STEPHANOPOULOS: So you oppose the president on the omnibus spending bill. Obviously, you opposed the president on the stimulus package. Your colleagues give you a lot of credit for executing the strategy whereby no Republicans in the House voted for the president's recovery package. Will any House Republicans vote for the president's budget?
CANTOR: Listen, George, this budget obviously has raised a lot of concerns and a lot of different areas. But let's remember what the priority should be right now. The priority should be focused on preserving and protecting creating new jobs.
I mean, I talk to small-business people in my district all the time. They're hurting right now. They're not even taking home a paycheck, and they're struggling to make the bills at the end of the month and to keep the lights on. That spells real danger for our economy.
So we need to focus our efforts to make sure that what we do in Washington does one thing and one thing first, and that is to focus on economic growth.

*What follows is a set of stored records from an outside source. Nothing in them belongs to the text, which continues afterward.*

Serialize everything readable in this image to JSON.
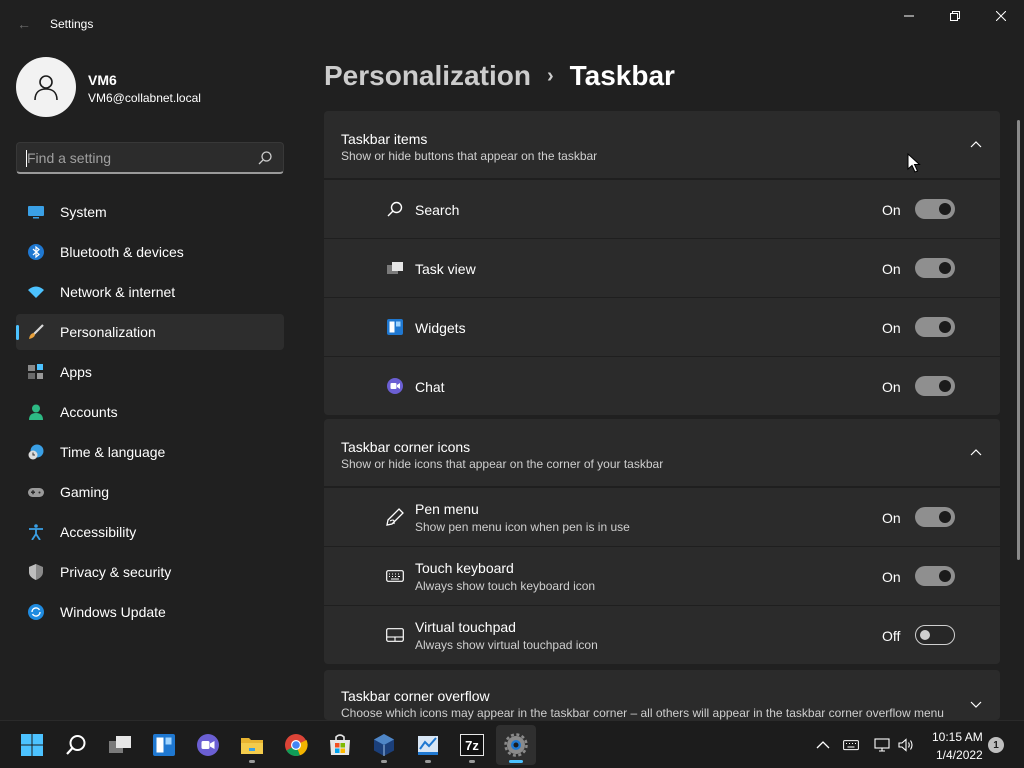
{
  "window": {
    "title": "Settings",
    "back_glyph": "←"
  },
  "profile": {
    "name": "VM6",
    "email": "VM6@collabnet.local"
  },
  "search": {
    "placeholder": "Find a setting"
  },
  "sidebar": {
    "items": [
      {
        "label": "System",
        "icon": "system-icon"
      },
      {
        "label": "Bluetooth & devices",
        "icon": "bluetooth-icon"
      },
      {
        "label": "Network & internet",
        "icon": "wifi-icon"
      },
      {
        "label": "Personalization",
        "icon": "brush-icon",
        "active": true
      },
      {
        "label": "Apps",
        "icon": "apps-icon"
      },
      {
        "label": "Accounts",
        "icon": "accounts-icon"
      },
      {
        "label": "Time & language",
        "icon": "clock-globe-icon"
      },
      {
        "label": "Gaming",
        "icon": "gamepad-icon"
      },
      {
        "label": "Accessibility",
        "icon": "accessibility-icon"
      },
      {
        "label": "Privacy & security",
        "icon": "shield-icon"
      },
      {
        "label": "Windows Update",
        "icon": "update-icon"
      }
    ]
  },
  "breadcrumb": {
    "parent": "Personalization",
    "separator": "›",
    "current": "Taskbar"
  },
  "sections": {
    "taskbar_items": {
      "title": "Taskbar items",
      "subtitle": "Show or hide buttons that appear on the taskbar",
      "rows": [
        {
          "label": "Search",
          "state": "On",
          "on": true,
          "icon": "search-icon"
        },
        {
          "label": "Task view",
          "state": "On",
          "on": true,
          "icon": "task-view-icon"
        },
        {
          "label": "Widgets",
          "state": "On",
          "on": true,
          "icon": "widgets-icon"
        },
        {
          "label": "Chat",
          "state": "On",
          "on": true,
          "icon": "chat-icon"
        }
      ]
    },
    "corner_icons": {
      "title": "Taskbar corner icons",
      "subtitle": "Show or hide icons that appear on the corner of your taskbar",
      "rows": [
        {
          "label": "Pen menu",
          "sub": "Show pen menu icon when pen is in use",
          "state": "On",
          "on": true,
          "icon": "pen-icon"
        },
        {
          "label": "Touch keyboard",
          "sub": "Always show touch keyboard icon",
          "state": "On",
          "on": true,
          "icon": "keyboard-icon"
        },
        {
          "label": "Virtual touchpad",
          "sub": "Always show virtual touchpad icon",
          "state": "Off",
          "on": false,
          "icon": "touchpad-icon"
        }
      ]
    },
    "corner_overflow": {
      "title": "Taskbar corner overflow",
      "subtitle": "Choose which icons may appear in the taskbar corner – all others will appear in the taskbar corner overflow menu"
    }
  },
  "taskbar": {
    "apps": [
      "start-icon",
      "search-icon",
      "task-view-icon",
      "widgets-icon",
      "chat-icon",
      "file-explorer-icon",
      "chrome-icon",
      "store-icon",
      "virtualbox-icon",
      "network-tool-icon",
      "7zip-icon",
      "settings-icon"
    ],
    "seven_zip_label": "7z",
    "time": "10:15 AM",
    "date": "1/4/2022",
    "notification_count": "1"
  },
  "colors": {
    "accent": "#4cc2ff",
    "background": "#202020",
    "card": "#2b2b2b",
    "toggle_on": "#8f8f8f"
  }
}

STEPHANOPOULOS: So the president...
CANTOR: And this budget -- this budget will have -- we will have to work on this budget a lot in order to get this spending plan into that type of focus.
STEPHANOPOULOS: So let me go back to the same question: Will any Republicans vote for this budget? CANTOR: Well, George, as you know, you know, this budget has to make its way through the House. And, again, we want to work with this president. We want people to regain their confidence in Washington. And what people are looking for is results.
Again, go back to that small-business person. People are hurting. They're looking for policies that finally will institute job growth, not just transfers of wealth.
And what we see in this budget, frankly, is an attempt, again, to try and stimulate the economy through government expenditure. And, you know, at best what that can do is redistribute wealth. It can't create jobs; it can't create wealth. We've got to get back to focusing on job creation and creating prosperity.
STEPHANOPOULOS: So it's clear that you're against this budget. You're not going to make a prediction. But let me move on to the broader political question here. Right now, you've made your views on -- on the economy, on these proposals pretty clear, but the public seems to be siding with President Obama. His approval rating is still quite high on the economy itself.
Who do you trust to handle the economy? According to our ABC News poll, 61 percent say they trust President Obama. Only 26 percent trust the Republican Party. That's the largest gap we've seen in a generation.
On who's reaching out to the other side, 73 percent say that President Obama is reaching out to work with the Republicans, but only 34 percent think that Republicans are reaching out to work with the president.
Are you worried that the impression that you're not working with the -- the president, you're not trusted on the economy, and you're rooting for him to fail is going to burn in and be burned in and locked in with the American public?
CANTOR: George, nobody -- no Republican, no Democrat -- wants this president to fail, nor do they want this country to fail or the economy to fail. What we did in the House during the first weeks of the stimulus debate is to come up with a plan. I personally handed that plan to President Obama at his suggestion. He said, "Bring us your ideas."